When was the last time you noticed elevator music? The simple yet effective melodies used in elevators to break up the awkward moments of silence with strangers are on the downturn of their life cycle. Today, dead air and claustrophobia are all but afterthoughts, since a majority of us occupy our minds with our cell phones on the vertical journey through floors. Even when there is elevator music, it likely goes unnoticed.
During my travels, when I am not answering an email or text message, or brainlessly scrolling through social media, I often find myself searching for an article to read, a podcast to listen to or a recipe to use that evening. In other words, I use that brief amount of time to search for content. If I am unable to find what I am looking for by the time I step off of the elevator, odds are I am onto the next digital query. It doesn’t matter if my barrier to finding that information is due to a bad connection, poor design or my own user error; the opportunity window of engagement with that piece of content is lost.
Let’s call it the elevator test: For content to have a chance at success, it needs to be deliverable to end users in the time it takes them to use an elevator, from waiting for it to arrive to leaving it. The elevator test not only applies to recipes and podcasts; it applies to an organization’s learning and development (L&D) content as well.
For the past three years, LinkedIn Learning has released an annual workplace learning report that highlights findings from a survey of hundreds of learners, executives and L&D professionals across the globe. A key finding in its 2019 report was that the L&D industry is at “a tipping point”; training budgets are growing, and dollars are shifting from instructor-led-training (ILT) to online learning. According to the report, “Since 2017, 59% of talent developers spend more of their budget on online learning and 39% say they spend less on instructor-led training.”
The reason? Technology, specifically platforms that deliver content, is progressing daily. With advancing technology comes a shift in the standards and consumer expectations for how companies should deliver content. Executives have taken note of this shift, with 90% of organizations now offering digital learning in some form, according to LinkedIn Learning. Whether it’s learning content or personal social media content, the standard is the same: It needs to be digitally accessible and delivered seamlessly with minimal clicks, within seconds.
L&D teams must think like marketers and tailor their learning delivery strategies to compete with the social media and content delivery titans of the internet. For companies to reach and engage their employees, they have no choice, especially when it comes to non-mandatory training initiatives. At times, it means taking an “if you can’t beat them, join them” approach in delivering content using the social media platforms that they are often competing with for their employees’ valuable time.
In other cases, it means customizing internal delivery platforms to look and perform like the applications and websites that their learners are accustomed to. Content delivery vehicles that were once meant primarily for mainstream media and entertainment — like video, virtual and augmented reality, video games, and podcasts — are now cornerstones of corporate learning delivery strategies.
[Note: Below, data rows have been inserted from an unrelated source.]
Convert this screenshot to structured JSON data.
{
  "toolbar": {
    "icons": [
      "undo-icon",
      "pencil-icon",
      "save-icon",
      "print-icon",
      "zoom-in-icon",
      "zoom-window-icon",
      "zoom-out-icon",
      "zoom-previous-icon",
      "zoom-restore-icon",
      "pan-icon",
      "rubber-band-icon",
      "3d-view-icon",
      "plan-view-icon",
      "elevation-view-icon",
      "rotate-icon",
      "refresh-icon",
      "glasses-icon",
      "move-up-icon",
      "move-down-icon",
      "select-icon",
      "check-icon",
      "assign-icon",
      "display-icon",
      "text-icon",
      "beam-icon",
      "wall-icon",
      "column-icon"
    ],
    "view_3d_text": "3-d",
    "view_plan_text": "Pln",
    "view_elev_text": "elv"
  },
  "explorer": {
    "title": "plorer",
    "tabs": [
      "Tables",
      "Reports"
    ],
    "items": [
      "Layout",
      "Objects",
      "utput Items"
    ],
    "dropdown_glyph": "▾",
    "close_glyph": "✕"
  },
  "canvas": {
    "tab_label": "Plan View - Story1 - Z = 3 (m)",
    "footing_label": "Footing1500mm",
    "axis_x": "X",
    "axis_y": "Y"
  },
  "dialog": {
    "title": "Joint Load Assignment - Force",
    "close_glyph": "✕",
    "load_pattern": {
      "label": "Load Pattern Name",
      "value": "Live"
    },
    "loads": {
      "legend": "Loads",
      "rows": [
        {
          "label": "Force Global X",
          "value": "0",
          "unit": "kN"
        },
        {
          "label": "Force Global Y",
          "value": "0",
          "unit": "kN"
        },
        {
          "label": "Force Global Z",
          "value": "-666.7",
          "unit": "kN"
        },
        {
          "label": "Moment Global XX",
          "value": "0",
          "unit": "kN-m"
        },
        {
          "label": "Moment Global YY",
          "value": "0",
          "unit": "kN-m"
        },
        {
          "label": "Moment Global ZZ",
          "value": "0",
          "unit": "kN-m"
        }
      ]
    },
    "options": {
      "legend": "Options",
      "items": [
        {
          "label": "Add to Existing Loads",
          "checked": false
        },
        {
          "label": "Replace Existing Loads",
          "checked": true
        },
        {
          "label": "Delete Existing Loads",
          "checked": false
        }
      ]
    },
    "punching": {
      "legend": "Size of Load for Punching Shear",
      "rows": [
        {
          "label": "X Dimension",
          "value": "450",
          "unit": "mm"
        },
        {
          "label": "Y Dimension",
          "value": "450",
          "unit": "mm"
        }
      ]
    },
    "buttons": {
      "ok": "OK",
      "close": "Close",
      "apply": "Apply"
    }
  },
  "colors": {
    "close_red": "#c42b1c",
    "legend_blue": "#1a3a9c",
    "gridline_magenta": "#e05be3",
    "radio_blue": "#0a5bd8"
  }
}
Millennials, the generation who grew up on a knowledge-sharing innovation roller coaster ride, will make up 75% of the workforce by 2025. Of that generation, 66% expect to stay with their current employer for less than five years. On the other hand, 94% of employees across generations say they would stay at a company longer if it invested in their career development.
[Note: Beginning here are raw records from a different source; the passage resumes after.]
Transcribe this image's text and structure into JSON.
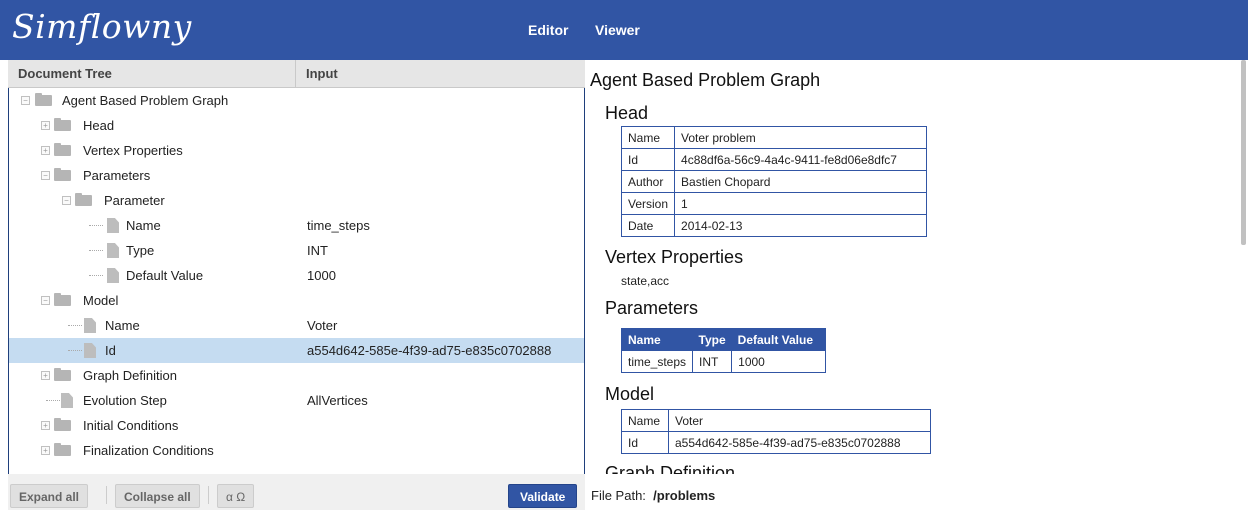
{
  "app": {
    "logo": "Simflowny"
  },
  "nav": {
    "editor": "Editor",
    "viewer": "Viewer"
  },
  "left": {
    "header_tree": "Document Tree",
    "header_input": "Input"
  },
  "tree": [
    {
      "label": "Agent Based Problem Graph",
      "value": "",
      "depth": 0,
      "type": "folder",
      "open": true
    },
    {
      "label": "Head",
      "value": "",
      "depth": 1,
      "type": "folder",
      "open": false
    },
    {
      "label": "Vertex Properties",
      "value": "",
      "depth": 1,
      "type": "folder",
      "open": false
    },
    {
      "label": "Parameters",
      "value": "",
      "depth": 1,
      "type": "folder",
      "open": true
    },
    {
      "label": "Parameter",
      "value": "",
      "depth": 2,
      "type": "folder",
      "open": true
    },
    {
      "label": "Name",
      "value": "time_steps",
      "depth": 3,
      "type": "file"
    },
    {
      "label": "Type",
      "value": "INT",
      "depth": 3,
      "type": "file"
    },
    {
      "label": "Default Value",
      "value": "1000",
      "depth": 3,
      "type": "file"
    },
    {
      "label": "Model",
      "value": "",
      "depth": 1,
      "type": "folder",
      "open": true
    },
    {
      "label": "Name",
      "value": "Voter",
      "depth": 2,
      "type": "file"
    },
    {
      "label": "Id",
      "value": "a554d642-585e-4f39-ad75-e835c0702888",
      "depth": 2,
      "type": "file",
      "selected": true
    },
    {
      "label": "Graph Definition",
      "value": "",
      "depth": 1,
      "type": "folder",
      "open": false
    },
    {
      "label": "Evolution Step",
      "value": "AllVertices",
      "depth": 1,
      "type": "file"
    },
    {
      "label": "Initial Conditions",
      "value": "",
      "depth": 1,
      "type": "folder",
      "open": false
    },
    {
      "label": "Finalization Conditions",
      "value": "",
      "depth": 1,
      "type": "folder",
      "open": false
    }
  ],
  "buttons": {
    "expand_all": "Expand all",
    "collapse_all": "Collapse all",
    "symbols": "α Ω",
    "validate": "Validate"
  },
  "viewer": {
    "title": "Agent Based Problem Graph",
    "head_title": "Head",
    "head_rows": [
      {
        "k": "Name",
        "v": "Voter problem"
      },
      {
        "k": "Id",
        "v": "4c88df6a-56c9-4a4c-9411-fe8d06e8dfc7"
      },
      {
        "k": "Author",
        "v": "Bastien Chopard"
      },
      {
        "k": "Version",
        "v": "1"
      },
      {
        "k": "Date",
        "v": "2014-02-13"
      }
    ],
    "vertex_title": "Vertex Properties",
    "vertex_value": "state,acc",
    "params_title": "Parameters",
    "params_headers": [
      "Name",
      "Type",
      "Default Value"
    ],
    "params_row": [
      "time_steps",
      "INT",
      "1000"
    ],
    "model_title": "Model",
    "model_rows": [
      {
        "k": "Name",
        "v": "Voter"
      },
      {
        "k": "Id",
        "v": "a554d642-585e-4f39-ad75-e835c0702888"
      }
    ],
    "graph_title": "Graph Definition"
  },
  "filepath": {
    "label": "File Path:",
    "value": "/problems"
  },
  "colors": {
    "brand": "#3155a4",
    "selection": "#c5dcf1"
  }
}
To attract and retain talent, L&D teams have to provide professional learning and development programs digitally and deliver them effectively. The demand is there; the challenge is delivering programs and content that learners not only want to engage with but also do not have to think twice about finding.
After all, as many have noted, we have attention spans shorter than a goldfish’s. You may lose your learner before they even leave the elevator. Reel them in when you have the chance; you may never have the opportunity again.